* [Requirement] Which lines of the entries contain the word "阻擋並通知"? Please list them.
══ Records for this task
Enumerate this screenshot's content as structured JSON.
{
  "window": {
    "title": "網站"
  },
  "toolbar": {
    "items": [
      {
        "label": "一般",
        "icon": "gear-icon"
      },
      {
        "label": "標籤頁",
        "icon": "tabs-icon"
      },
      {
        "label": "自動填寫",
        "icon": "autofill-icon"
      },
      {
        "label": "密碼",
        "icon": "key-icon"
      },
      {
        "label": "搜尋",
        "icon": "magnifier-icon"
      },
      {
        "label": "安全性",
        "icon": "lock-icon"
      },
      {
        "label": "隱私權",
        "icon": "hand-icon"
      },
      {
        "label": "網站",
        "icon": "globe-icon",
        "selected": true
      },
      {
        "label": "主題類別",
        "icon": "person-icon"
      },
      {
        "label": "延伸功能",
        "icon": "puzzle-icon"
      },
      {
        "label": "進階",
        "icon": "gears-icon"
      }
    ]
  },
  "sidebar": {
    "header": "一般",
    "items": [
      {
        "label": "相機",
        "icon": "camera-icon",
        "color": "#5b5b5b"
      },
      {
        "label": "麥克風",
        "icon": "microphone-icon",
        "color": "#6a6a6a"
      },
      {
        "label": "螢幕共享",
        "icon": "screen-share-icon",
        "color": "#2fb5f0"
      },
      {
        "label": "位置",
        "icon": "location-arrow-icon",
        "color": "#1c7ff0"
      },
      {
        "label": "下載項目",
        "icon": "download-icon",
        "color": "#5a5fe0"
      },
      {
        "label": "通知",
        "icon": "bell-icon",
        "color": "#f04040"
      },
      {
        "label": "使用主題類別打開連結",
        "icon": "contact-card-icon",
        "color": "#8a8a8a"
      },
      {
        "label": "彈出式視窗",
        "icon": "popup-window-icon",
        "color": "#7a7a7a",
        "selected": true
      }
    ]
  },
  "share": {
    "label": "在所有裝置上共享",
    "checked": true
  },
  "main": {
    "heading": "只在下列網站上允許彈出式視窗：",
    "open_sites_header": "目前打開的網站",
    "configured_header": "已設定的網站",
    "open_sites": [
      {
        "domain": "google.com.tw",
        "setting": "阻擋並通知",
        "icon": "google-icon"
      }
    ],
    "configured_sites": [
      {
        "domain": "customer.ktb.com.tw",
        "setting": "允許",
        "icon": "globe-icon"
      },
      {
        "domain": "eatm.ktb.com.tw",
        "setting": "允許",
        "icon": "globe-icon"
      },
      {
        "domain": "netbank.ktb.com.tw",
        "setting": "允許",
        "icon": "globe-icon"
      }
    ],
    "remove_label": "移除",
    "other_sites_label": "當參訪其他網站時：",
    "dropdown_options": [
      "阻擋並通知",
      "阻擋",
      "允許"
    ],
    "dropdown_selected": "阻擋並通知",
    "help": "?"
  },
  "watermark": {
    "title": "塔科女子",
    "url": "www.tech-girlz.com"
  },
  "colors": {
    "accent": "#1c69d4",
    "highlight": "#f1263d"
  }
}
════
* [Written answer]
        "setting": "阻擋並通知",
      "阻擋並通知",
    "dropdown_selected": "阻擋並通知",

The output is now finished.